Assessment of quantitative understanding of the AOP:  Currently, there are no data that allow a quantiative assement of the impact of modulation of TR mediated gene expression and changes in gene expression in the brain.  The majority of the evidence for the KER linking the MIE to altered gene expression in the brain is derived from TR knockout models in mice and mutations in both mice and humans.  For the rest of the KERs in this AOP, there is a limited amount of data from dose-response studies (mostly from studies on TPO inhition - see AOP42)  demonstrating increasing impact with increasing chemical dose for all the KEs, and the direct and indirect KERs. At present, the overall quantitative understanding of the AOP is insufficient to directly link a measure of chemical potency as a TR antagonist to a quantitative prediction of effect on cognitive function (e.g., IQ in humans, learning deficits in rodents). Empirical information on dose-response relationships for the MIE and intermediate KEs, currently unavailable, would inform a computational, predictive model for TR antagonist mediated gene changes that resutl in adverse congnitive development.

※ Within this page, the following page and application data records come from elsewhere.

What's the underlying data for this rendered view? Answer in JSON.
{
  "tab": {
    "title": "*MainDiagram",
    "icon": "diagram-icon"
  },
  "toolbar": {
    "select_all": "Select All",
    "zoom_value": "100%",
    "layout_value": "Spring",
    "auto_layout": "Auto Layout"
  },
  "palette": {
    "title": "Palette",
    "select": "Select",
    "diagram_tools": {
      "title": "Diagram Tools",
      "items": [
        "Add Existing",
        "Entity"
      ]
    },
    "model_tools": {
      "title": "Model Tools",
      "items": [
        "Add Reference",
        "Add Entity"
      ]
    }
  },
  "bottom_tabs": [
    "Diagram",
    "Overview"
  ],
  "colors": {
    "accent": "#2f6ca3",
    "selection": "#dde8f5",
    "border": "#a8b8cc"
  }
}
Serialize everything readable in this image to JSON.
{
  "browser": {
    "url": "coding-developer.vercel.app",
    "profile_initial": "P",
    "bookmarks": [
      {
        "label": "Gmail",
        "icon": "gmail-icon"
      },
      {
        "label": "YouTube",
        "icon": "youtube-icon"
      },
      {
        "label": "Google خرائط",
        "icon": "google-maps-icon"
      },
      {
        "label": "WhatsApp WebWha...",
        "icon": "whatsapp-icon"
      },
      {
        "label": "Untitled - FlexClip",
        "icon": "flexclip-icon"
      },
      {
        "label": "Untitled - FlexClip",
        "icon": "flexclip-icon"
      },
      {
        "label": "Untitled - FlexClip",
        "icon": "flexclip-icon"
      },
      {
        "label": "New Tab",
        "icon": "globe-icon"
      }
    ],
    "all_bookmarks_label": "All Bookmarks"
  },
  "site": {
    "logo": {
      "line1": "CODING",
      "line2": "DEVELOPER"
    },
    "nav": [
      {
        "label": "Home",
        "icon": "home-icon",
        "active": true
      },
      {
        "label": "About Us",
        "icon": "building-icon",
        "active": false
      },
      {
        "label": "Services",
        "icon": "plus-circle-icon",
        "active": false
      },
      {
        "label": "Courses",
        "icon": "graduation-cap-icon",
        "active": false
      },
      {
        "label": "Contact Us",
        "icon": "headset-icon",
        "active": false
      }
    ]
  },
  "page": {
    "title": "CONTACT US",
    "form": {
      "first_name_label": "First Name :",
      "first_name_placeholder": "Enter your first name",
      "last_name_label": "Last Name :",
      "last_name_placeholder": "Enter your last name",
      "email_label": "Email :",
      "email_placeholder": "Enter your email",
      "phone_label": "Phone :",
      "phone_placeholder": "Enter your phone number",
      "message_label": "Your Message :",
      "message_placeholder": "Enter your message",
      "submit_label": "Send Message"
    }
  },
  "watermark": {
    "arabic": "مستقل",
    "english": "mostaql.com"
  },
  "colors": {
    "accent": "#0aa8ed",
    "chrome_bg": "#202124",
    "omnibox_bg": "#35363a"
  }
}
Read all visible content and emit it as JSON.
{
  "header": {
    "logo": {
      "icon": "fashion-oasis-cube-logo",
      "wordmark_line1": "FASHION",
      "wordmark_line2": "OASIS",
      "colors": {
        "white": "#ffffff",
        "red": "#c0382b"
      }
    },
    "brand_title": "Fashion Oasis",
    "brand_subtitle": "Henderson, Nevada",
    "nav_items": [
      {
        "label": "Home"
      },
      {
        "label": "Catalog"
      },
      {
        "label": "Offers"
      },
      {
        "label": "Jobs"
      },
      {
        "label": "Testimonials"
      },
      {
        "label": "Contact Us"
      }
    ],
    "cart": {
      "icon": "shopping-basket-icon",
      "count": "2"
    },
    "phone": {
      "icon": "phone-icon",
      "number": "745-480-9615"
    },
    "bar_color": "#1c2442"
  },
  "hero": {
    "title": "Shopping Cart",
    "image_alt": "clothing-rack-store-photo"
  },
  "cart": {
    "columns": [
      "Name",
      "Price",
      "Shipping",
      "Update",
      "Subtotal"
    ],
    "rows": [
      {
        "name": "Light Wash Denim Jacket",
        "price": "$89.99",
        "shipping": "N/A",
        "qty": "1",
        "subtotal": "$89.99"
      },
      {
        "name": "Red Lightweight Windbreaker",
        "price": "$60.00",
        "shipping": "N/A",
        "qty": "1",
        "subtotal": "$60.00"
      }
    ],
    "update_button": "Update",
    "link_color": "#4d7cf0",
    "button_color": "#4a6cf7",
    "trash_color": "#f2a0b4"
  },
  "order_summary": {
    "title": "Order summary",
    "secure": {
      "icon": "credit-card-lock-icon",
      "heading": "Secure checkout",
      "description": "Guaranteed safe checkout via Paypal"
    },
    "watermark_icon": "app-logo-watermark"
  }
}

Considerations for Potential Applications of the AOP (optional)

At their discretion, the developer may include in this section discussion of the potential applications of an AOP to support regulatory decision-making. This may include, for example, possible utility for test guideline development or refinement, development of integrated testing and assessment approaches, development of (Q)SARs / or chemical profilers to facilitate the grouping of chemicals for subsequent read-across, screening level hazard assessments or even risk assessment. While it is challenging to foresee all potential regulatory application of AOPs and any application will ultimately lie within the purview of regulatory agencies, potential applications may be apparent as the AOP is being developed, particularly if it was initiated with a particular application in mind. This optional section is intended to provide the developer with an opportunity to suggest potential regulatory applications and describe his or her rationale.To edit the “Considerations for Potential Applications of the AOP” section, on an AOP page, in the upper right hand menu, click ‘Edit.’ This brings you to a page entitled, “Editing AOP.” Scroll down to the “Considerations for Potential Applications of the AOP” section, where a text entry box allows you to submit text. In the upper right hand menu, click ‘Update AOP’ to save your changes and return to the AOP page or 'Update and continue' to continue editing AOP text sections.  The new text should appear under the “Considerations for Potential Applications of the AOP” section on the AOP page. More help

Applications of the AOP for chemical induced changes in cognitive development may be limited by the very restrictive ligand-binding pockets for TRs (Meerts et al. 2001).

References

List the bibliographic references to original papers, books or other documents used to support the AOP. More help